## Activity:
Everything in the records except the pictures must be copied out exactly.

++++++++

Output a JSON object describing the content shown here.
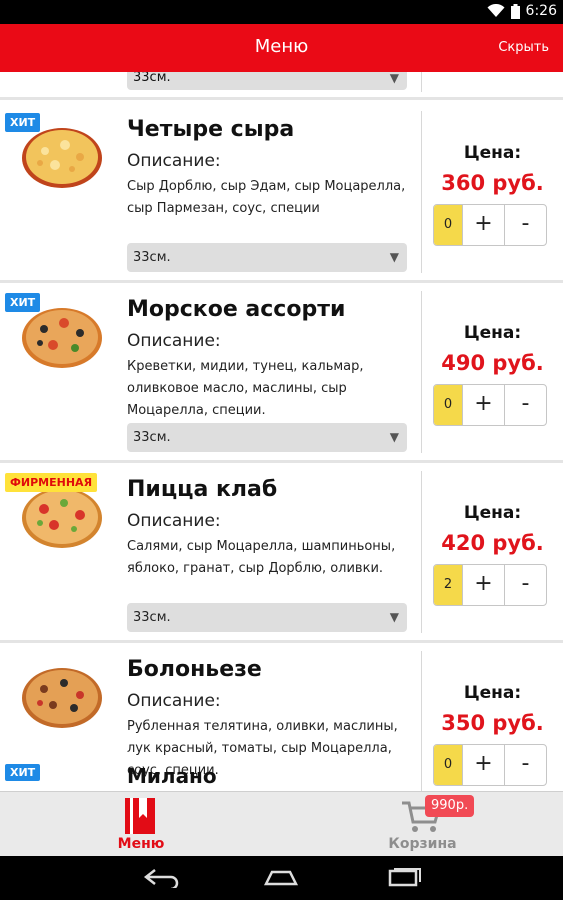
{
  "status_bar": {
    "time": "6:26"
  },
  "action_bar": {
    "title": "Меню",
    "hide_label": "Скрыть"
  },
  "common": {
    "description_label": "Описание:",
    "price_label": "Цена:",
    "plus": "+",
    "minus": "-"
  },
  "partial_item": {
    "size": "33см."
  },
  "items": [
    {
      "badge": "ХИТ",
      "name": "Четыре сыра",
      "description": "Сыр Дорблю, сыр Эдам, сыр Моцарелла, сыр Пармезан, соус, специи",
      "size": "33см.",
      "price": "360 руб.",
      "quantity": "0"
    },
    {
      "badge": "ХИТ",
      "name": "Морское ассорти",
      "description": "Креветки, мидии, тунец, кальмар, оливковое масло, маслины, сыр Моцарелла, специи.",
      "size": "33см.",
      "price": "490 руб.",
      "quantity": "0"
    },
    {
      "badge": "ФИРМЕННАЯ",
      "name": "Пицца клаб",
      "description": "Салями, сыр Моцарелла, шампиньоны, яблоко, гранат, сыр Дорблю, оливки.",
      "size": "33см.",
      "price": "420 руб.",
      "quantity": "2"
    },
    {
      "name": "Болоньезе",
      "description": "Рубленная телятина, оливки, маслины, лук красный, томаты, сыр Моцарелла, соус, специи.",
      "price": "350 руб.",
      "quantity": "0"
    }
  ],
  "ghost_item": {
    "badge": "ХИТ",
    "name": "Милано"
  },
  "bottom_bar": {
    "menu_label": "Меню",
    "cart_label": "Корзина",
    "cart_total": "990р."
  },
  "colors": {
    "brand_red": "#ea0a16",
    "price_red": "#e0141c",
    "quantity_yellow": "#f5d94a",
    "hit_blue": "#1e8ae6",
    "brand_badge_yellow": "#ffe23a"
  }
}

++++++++

## Answer for this exercise:
Output a JSON object describing the content shown here.
{
  "status_bar": {
    "time": "6:26"
  },
  "action_bar": {
    "title": "Меню",
    "hide_label": "Скрыть"
  },
  "common": {
    "description_label": "Описание:",
    "price_label": "Цена:",
    "plus": "+",
    "minus": "-"
  },
  "partial_item": {
    "size": "33см."
  },
  "items": [
    {
      "badge": "ХИТ",
      "name": "Четыре сыра",
      "description": "Сыр Дорблю, сыр Эдам, сыр Моцарелла, сыр Пармезан, соус, специи",
      "size": "33см.",
      "price": "360 руб.",
      "quantity": "0"
    },
    {
      "badge": "ХИТ",
      "name": "Морское ассорти",
      "description": "Креветки, мидии, тунец, кальмар, оливковое масло, маслины, сыр Моцарелла, специи.",
      "size": "33см.",
      "price": "490 руб.",
      "quantity": "0"
    },
    {
      "badge": "ФИРМЕННАЯ",
      "name": "Пицца клаб",
      "description": "Салями, сыр Моцарелла, шампиньоны, яблоко, гранат, сыр Дорблю, оливки.",
      "size": "33см.",
      "price": "420 руб.",
      "quantity": "2"
    },
    {
      "name": "Болоньезе",
      "description": "Рубленная телятина, оливки, маслины, лук красный, томаты, сыр Моцарелла, соус, специи.",
      "price": "350 руб.",
      "quantity": "0"
    }
  ],
  "ghost_item": {
    "badge": "ХИТ",
    "name": "Милано"
  },
  "bottom_bar": {
    "menu_label": "Меню",
    "cart_label": "Корзина",
    "cart_total": "990р."
  },
  "colors": {
    "brand_red": "#ea0a16",
    "price_red": "#e0141c",
    "quantity_yellow": "#f5d94a",
    "hit_blue": "#1e8ae6",
    "brand_badge_yellow": "#ffe23a"
  }
}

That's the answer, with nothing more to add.